The onside kick that followed the concert overshadowed the set, but it was fun to see the Who and I, for one, hope the Super Bowl continues to call on these classic acts!

“Who Says” by John Mayer – Chords, Tabs, and How to Play

“Who Says”
John Mayer

D                G
Who says I can’t get stoned,
Em                                    A
Turn off the lights and the telephone?
Bm          E
Me in my house alone —
G                A            D
Who says I can’t get stoned?

Who says I can’t be free
From all of the things that I used to be?
Rewrite my history —
Who says I can’t be free?

D               G     D                           A
It’s been a long night in New York City;
A                G     D                     A
It’s been a long night in Baton Rouge.
G            D                 F#m               Bm
I don’t remember you looking any better,
Bm  E                                           A
But then again I don’t remember you…
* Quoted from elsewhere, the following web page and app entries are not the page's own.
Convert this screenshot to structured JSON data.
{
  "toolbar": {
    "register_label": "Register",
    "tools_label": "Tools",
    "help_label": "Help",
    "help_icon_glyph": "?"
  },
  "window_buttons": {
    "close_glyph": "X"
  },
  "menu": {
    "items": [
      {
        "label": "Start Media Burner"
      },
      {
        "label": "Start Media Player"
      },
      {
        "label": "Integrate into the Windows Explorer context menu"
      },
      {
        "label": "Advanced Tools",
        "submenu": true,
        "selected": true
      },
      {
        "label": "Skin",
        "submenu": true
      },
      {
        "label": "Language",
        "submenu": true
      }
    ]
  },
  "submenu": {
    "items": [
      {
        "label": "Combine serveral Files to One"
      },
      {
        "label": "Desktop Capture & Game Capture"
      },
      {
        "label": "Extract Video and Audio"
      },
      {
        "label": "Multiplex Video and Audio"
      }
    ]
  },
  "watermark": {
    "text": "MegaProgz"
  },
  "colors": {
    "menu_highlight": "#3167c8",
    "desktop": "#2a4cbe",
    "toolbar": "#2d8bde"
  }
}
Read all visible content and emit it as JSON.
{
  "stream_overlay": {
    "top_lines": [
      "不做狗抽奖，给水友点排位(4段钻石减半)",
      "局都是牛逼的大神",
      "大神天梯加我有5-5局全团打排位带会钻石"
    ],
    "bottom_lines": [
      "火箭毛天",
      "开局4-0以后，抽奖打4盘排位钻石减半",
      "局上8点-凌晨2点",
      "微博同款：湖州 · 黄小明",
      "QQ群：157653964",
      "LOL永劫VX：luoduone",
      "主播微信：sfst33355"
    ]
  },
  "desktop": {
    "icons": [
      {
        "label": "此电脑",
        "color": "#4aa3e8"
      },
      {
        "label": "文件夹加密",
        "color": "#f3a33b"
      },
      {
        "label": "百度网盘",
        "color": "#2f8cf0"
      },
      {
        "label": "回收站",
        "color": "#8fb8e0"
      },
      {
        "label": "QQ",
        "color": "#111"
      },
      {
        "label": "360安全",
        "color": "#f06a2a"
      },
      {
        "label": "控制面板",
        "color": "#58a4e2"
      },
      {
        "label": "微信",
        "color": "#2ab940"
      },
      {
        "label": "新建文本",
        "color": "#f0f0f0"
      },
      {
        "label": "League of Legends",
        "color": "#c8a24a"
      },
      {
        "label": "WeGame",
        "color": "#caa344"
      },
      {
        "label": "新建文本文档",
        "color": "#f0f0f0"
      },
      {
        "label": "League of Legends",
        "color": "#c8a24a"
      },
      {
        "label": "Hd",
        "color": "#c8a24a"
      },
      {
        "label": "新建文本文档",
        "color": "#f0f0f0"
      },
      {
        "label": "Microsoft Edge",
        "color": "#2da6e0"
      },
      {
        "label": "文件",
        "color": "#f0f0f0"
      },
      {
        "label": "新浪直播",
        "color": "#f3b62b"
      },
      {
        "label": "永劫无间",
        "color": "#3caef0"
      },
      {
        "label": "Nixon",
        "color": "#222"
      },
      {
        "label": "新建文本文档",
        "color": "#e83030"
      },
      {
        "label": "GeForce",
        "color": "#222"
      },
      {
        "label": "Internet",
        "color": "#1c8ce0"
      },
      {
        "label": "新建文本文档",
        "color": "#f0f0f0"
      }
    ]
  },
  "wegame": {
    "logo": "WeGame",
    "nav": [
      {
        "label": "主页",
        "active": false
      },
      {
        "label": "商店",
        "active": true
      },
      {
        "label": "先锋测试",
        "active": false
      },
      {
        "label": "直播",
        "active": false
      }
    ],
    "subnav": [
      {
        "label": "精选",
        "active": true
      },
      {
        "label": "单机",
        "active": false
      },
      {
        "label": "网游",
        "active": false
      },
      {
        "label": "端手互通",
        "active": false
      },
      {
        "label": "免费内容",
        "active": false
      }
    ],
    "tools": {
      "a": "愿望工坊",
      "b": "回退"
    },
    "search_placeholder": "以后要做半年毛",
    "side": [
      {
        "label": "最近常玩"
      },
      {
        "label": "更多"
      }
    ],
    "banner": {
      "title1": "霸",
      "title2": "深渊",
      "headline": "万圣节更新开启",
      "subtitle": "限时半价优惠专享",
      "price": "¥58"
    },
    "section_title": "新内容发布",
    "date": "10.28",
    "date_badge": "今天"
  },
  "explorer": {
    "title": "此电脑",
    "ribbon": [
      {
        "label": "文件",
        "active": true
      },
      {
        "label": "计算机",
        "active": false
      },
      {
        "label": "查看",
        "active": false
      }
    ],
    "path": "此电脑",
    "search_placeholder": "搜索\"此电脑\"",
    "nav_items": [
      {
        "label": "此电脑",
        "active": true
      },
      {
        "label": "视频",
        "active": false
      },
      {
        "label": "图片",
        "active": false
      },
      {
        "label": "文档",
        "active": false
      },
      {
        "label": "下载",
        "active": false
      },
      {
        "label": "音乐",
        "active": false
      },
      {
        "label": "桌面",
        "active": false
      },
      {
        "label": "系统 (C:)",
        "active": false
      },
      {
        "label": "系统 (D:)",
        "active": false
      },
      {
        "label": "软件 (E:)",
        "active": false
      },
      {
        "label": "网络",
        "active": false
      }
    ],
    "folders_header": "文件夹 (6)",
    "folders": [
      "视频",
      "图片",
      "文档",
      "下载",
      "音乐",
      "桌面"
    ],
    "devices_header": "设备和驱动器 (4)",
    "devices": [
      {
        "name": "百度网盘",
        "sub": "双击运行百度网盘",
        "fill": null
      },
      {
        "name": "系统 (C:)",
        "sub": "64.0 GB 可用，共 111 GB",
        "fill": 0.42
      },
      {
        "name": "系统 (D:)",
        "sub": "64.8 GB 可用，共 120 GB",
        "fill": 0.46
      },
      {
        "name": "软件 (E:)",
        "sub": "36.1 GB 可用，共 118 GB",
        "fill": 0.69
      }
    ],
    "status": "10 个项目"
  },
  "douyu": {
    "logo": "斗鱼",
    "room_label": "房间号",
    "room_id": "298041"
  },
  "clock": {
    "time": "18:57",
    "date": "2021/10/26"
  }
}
Who says I can’t get stoned,
Call up a girl that I used to know?
Fake love for an hour or so —
Who says I can’t get stoned?

Who says I can’t take time,
Meet all the girls in the county line?
Wait on fate to send a sign —
Who says I can’t take time?

It’s been a long night in New York City;
It’s been a long night in Austin too.
I don’t remember you looking any better,
But then again I don’t remember you…


Who says I can’t get stoned,
Plan a trip to Japan alone?
Doesn’t matter if I even go —
Who says I can’t get stoned?

It’s been a long night in New York City;
It’s been a long time since twenty-two.
I don’t remember you looking any better,
But then again I don’t remember, don’t remember you…

Outro:  D

** These chords and lyrics are interpretations and transcriptions, respectively, and are the sole property of the copyright holder(s). They are posted on this website free of charge for no profit for the purpose of study and commentary, as allowed for under the “fair use” provision of U.S. copyright law, and should only be used for such personal and/or academic work. **